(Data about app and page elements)
↓

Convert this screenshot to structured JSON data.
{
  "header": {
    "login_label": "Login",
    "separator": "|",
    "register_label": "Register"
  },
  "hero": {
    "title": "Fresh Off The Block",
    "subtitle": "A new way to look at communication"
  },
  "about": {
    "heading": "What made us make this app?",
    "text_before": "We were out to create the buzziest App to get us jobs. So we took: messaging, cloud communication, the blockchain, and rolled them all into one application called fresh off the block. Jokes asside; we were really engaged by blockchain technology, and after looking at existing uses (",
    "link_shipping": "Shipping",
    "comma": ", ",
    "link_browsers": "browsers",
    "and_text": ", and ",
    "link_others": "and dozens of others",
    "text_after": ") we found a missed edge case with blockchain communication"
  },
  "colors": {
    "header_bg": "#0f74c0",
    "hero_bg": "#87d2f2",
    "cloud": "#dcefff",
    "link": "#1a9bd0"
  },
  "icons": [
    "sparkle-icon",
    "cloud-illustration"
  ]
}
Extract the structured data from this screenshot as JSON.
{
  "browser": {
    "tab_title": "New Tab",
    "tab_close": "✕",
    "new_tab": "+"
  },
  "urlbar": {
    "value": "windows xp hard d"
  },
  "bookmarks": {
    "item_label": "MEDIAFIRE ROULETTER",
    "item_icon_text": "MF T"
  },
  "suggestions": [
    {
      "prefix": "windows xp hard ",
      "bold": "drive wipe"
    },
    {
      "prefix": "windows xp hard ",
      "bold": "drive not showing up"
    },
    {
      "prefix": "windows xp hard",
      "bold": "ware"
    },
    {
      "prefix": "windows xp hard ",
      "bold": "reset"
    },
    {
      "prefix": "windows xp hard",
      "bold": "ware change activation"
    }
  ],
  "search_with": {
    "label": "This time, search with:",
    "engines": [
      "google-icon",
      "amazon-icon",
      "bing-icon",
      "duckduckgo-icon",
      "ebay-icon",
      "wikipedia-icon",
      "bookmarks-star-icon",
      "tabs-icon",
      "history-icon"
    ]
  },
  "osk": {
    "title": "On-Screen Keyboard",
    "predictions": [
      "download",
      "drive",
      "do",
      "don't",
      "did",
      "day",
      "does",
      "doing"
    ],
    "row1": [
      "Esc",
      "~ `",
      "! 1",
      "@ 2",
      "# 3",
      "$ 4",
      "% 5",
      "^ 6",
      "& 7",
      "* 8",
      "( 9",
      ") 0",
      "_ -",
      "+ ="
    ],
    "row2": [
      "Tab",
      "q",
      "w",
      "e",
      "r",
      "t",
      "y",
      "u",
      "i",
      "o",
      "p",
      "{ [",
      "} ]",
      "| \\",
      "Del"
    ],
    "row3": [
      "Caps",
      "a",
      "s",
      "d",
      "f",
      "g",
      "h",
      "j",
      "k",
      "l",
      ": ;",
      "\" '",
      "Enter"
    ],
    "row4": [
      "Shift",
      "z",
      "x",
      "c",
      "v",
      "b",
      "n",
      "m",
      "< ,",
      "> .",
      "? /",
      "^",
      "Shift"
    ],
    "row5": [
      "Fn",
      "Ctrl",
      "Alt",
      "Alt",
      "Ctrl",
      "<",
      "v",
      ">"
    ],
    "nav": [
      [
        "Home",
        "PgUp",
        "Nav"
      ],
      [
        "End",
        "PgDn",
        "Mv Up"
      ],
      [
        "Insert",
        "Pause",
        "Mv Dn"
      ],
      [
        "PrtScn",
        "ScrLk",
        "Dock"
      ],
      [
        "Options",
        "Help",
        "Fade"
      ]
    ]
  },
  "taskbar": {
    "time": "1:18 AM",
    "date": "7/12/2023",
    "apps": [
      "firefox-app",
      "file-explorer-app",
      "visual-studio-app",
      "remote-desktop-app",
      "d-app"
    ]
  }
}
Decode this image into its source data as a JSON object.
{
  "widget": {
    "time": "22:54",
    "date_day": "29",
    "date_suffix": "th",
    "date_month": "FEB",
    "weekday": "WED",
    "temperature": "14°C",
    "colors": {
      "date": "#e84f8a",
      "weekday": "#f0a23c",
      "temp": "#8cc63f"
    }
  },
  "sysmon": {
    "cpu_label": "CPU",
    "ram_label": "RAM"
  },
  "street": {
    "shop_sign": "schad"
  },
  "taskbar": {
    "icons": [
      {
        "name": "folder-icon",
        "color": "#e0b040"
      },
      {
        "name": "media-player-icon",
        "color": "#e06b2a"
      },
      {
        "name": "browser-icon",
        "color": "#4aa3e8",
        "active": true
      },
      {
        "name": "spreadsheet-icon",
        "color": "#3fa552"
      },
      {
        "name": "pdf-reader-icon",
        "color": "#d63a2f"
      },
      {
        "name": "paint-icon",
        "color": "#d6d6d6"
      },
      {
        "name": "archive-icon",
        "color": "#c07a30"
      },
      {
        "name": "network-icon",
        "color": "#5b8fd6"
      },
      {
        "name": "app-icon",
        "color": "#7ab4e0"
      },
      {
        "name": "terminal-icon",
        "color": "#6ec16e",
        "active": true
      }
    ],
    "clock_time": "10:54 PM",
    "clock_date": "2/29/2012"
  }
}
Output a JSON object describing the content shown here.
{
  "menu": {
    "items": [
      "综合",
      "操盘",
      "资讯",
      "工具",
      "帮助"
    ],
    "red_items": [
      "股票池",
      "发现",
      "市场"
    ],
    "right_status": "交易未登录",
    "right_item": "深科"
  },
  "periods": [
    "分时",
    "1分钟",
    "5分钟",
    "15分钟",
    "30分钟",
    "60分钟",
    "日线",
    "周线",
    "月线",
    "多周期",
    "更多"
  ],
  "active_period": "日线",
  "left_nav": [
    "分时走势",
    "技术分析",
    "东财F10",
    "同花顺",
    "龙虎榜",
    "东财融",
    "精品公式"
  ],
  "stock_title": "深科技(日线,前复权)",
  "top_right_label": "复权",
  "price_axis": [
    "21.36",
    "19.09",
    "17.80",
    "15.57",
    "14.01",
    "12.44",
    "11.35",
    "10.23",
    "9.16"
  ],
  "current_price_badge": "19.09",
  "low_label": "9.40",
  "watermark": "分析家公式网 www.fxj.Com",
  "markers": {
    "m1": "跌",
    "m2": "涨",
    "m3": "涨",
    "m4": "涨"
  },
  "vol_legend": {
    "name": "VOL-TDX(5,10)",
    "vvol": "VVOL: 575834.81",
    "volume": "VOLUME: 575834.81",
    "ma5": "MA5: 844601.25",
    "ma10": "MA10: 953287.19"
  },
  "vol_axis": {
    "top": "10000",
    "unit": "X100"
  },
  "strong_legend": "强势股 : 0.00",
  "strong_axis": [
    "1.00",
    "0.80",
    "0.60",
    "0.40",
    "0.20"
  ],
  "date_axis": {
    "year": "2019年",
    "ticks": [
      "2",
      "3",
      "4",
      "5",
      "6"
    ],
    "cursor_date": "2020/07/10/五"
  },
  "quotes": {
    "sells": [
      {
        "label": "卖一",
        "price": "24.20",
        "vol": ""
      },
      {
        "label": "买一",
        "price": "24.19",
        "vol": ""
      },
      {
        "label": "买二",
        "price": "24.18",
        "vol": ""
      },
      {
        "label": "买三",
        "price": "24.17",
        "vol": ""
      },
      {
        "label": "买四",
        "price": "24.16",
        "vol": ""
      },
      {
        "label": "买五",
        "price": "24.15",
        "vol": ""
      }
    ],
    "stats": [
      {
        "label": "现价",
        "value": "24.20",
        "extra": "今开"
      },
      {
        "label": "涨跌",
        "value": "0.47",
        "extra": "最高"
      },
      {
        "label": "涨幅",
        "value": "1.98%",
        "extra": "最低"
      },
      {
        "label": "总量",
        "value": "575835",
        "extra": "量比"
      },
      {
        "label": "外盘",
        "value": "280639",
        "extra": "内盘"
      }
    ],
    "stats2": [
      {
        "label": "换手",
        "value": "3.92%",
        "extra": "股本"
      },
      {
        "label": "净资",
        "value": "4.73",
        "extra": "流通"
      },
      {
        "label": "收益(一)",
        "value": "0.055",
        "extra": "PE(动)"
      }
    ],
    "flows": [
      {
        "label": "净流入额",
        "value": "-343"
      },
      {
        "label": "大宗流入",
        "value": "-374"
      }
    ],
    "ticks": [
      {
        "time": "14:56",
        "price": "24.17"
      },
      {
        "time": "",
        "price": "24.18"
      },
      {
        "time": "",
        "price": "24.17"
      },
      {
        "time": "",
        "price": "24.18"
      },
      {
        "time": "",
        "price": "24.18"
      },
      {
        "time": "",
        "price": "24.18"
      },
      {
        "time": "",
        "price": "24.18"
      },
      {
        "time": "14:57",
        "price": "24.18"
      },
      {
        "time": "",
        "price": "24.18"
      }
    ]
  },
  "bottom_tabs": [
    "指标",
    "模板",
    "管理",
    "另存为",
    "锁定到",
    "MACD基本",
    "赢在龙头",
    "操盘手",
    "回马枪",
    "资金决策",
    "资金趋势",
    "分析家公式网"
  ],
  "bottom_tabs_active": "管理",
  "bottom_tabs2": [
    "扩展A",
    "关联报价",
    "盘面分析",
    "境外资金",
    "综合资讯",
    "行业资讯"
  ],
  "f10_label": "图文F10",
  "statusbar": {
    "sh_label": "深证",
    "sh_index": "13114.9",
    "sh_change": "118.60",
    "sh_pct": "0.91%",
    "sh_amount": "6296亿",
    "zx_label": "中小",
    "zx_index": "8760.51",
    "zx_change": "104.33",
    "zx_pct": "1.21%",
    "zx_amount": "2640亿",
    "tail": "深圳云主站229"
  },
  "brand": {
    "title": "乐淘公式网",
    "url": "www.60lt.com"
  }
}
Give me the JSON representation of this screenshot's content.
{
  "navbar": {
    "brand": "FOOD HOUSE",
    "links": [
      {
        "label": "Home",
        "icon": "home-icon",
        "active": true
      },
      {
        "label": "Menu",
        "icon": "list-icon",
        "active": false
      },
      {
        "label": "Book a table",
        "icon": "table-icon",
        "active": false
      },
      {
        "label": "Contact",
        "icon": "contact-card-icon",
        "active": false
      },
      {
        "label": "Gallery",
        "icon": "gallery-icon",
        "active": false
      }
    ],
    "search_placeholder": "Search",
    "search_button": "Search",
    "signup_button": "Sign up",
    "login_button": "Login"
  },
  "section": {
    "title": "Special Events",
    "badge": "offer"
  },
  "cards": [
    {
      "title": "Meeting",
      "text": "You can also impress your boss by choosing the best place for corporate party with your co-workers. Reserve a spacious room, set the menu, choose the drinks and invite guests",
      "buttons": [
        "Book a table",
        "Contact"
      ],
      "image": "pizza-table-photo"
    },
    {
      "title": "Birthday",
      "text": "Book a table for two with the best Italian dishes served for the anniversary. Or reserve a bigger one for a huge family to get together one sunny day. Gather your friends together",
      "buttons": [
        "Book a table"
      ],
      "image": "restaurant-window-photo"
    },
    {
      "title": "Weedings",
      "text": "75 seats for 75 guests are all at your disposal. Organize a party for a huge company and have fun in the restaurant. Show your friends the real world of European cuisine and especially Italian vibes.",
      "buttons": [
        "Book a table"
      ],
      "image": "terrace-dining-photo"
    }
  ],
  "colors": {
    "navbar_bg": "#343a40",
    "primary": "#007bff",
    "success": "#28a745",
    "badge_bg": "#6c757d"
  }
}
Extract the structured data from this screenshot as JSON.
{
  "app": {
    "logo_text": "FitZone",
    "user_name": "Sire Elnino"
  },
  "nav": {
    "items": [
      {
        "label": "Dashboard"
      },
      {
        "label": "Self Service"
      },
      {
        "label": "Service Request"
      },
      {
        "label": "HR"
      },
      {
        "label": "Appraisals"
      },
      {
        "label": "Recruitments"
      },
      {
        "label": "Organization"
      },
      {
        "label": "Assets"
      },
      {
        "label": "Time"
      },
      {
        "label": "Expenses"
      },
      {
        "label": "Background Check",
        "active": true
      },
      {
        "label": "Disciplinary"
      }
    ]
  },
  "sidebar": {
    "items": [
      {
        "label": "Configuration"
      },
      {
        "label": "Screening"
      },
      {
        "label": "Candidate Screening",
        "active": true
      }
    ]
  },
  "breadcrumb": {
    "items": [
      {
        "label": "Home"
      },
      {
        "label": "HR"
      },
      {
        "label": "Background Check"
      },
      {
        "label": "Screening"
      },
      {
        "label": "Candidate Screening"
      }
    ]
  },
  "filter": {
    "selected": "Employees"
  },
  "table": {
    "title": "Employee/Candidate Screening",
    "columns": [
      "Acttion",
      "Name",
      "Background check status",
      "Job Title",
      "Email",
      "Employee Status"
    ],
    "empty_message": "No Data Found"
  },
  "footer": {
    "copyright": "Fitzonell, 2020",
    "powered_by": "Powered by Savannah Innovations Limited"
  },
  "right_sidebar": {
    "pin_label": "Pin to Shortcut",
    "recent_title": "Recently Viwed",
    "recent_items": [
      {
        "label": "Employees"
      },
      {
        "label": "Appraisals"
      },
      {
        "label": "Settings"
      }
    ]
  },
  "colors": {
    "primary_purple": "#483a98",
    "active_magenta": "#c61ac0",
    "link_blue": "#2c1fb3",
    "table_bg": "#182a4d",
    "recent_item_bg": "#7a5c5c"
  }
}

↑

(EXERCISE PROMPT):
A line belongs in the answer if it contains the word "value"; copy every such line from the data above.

(OUTPUT OF THE TASK):
    "value": "windows xp hard d"
        "value": "24.20",
        "value": "0.47",
        "value": "1.98%",
        "value": "575835",
        "value": "280639",
        "value": "3.92%",
        "value": "4.73",
        "value": "0.055",
        "value": "-343"
        "value": "-374"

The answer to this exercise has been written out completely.